In the book ‘The Hidden Dimension’ Hall observes that we live surrounded by space cues that we learned in childhood, mimicking our relatives as a silent part of our culture. These cues release unconscious responses that have meaning only in their contexts, creating a ‘spatial accent’. As nudge theory, space cues remain uncovered for most people until they learn to be aware of the politics behind choice design and space. In his writings, Hall called architects to use their power to plan communities by understanding the space cues that lie in every culture. For him—in contemporary behavioural economics terms—architects can produce a ‘spatial nudge’.
Dan Lockton in his article ‘Architecture, Urbanism, Design and Behaviour’ states that in Modern architectural discourse it is common to find architects declaring that their designs can define people’s lives. From Hall’s perspective, this process is not straightforward. Architecture does not determine behaviour, but it does have the power to trigger conduct. Alexi Marmot in her article ‘Architectural Determinism’ maintains that despite a broad behavioural literature from the social sciences, today there is limited knowledge about the behavioural outcomes of architecture. Other authors like Maurice Broady sustain that architects lack the intellectual discipline in social theory to achieve their social purposes. Broady stated in his article ‘Social Theory in Architectural Design’ that there is a need for rigorous teaching of social sciences in architecture schools in order to avoid ‘architecture determinism’ and to make students understand the space cues related to human behaviour creating knowledge-based designs.
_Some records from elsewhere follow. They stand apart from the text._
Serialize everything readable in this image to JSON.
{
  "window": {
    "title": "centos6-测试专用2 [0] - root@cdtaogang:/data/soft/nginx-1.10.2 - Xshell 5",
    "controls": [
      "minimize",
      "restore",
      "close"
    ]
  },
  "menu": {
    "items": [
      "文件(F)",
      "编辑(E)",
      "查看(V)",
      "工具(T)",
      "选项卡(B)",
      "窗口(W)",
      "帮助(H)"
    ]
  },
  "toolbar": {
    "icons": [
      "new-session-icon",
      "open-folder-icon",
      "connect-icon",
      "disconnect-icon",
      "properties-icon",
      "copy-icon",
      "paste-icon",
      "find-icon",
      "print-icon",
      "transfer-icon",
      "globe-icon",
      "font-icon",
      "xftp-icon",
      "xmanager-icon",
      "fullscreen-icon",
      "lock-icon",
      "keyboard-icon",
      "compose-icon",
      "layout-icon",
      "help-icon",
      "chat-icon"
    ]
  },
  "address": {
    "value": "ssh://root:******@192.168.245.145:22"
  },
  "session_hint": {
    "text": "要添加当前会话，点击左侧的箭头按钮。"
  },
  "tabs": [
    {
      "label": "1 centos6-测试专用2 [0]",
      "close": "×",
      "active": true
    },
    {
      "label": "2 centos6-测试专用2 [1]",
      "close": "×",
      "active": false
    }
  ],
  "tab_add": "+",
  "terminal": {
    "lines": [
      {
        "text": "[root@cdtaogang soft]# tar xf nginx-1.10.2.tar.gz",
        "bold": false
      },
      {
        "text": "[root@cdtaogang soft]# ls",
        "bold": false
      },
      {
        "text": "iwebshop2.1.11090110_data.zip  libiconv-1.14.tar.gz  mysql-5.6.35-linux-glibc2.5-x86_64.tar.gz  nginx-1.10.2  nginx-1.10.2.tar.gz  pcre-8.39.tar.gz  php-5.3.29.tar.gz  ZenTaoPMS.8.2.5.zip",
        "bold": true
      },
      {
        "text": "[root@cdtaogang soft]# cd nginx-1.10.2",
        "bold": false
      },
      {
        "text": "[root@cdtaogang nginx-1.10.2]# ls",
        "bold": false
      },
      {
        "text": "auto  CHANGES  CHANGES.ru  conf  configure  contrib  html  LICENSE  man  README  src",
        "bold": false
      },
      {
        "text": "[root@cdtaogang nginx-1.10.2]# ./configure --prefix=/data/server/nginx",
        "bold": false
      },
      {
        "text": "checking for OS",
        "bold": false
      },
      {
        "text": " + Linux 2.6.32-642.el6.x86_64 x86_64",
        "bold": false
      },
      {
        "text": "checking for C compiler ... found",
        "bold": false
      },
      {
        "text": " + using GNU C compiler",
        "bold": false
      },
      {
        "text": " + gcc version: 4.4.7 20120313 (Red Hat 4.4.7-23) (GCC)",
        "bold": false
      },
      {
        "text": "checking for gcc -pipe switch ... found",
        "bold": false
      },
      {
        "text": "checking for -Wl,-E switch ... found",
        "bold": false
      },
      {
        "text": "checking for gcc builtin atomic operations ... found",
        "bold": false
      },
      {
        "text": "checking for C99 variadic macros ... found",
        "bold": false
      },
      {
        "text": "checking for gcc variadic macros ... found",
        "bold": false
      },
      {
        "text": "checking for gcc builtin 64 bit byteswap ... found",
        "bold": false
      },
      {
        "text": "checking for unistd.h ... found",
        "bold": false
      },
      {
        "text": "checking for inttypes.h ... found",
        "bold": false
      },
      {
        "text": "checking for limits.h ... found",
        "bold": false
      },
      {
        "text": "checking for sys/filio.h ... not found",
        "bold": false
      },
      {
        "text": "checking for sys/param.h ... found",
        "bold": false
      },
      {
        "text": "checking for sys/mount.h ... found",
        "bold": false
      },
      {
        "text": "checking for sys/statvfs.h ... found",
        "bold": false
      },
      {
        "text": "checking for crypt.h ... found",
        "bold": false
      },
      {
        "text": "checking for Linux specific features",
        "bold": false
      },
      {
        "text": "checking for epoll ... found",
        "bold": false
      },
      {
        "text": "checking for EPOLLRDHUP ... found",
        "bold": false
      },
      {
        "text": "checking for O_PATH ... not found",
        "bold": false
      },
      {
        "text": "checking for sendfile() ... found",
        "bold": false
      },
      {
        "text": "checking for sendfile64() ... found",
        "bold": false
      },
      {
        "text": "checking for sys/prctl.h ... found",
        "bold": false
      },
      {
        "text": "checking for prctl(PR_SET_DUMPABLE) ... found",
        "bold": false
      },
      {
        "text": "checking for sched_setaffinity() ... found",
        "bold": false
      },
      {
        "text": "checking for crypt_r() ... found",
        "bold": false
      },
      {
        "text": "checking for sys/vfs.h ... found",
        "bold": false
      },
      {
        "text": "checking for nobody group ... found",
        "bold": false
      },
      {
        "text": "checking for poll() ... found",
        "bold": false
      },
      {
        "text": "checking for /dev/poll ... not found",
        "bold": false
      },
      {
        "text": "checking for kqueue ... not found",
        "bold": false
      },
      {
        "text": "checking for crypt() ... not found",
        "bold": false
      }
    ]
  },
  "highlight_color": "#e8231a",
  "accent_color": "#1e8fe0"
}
After two decades of popularity, in the 1980s Hall’s theories and environmental studies vanished from architectural discussion, but today the potential of nudging using space cues and the development of choice architecture is an opportunity to restart this debate. Thaler and Sunstein in their article ‘Choice Architecture’ state that many buildings show the ‘failure of architecture to accommodate basic principles of human psychology’. With this observation they present a problem, but also an opportunity. A spatial nudge theory made through an interdisciplinary collaboration between architects, economists and social scientists is a possibility for the discipline to expand towards behavioural sciences and to regain relevance in the public domain, producing knowledge for design that actively improves people’s lives.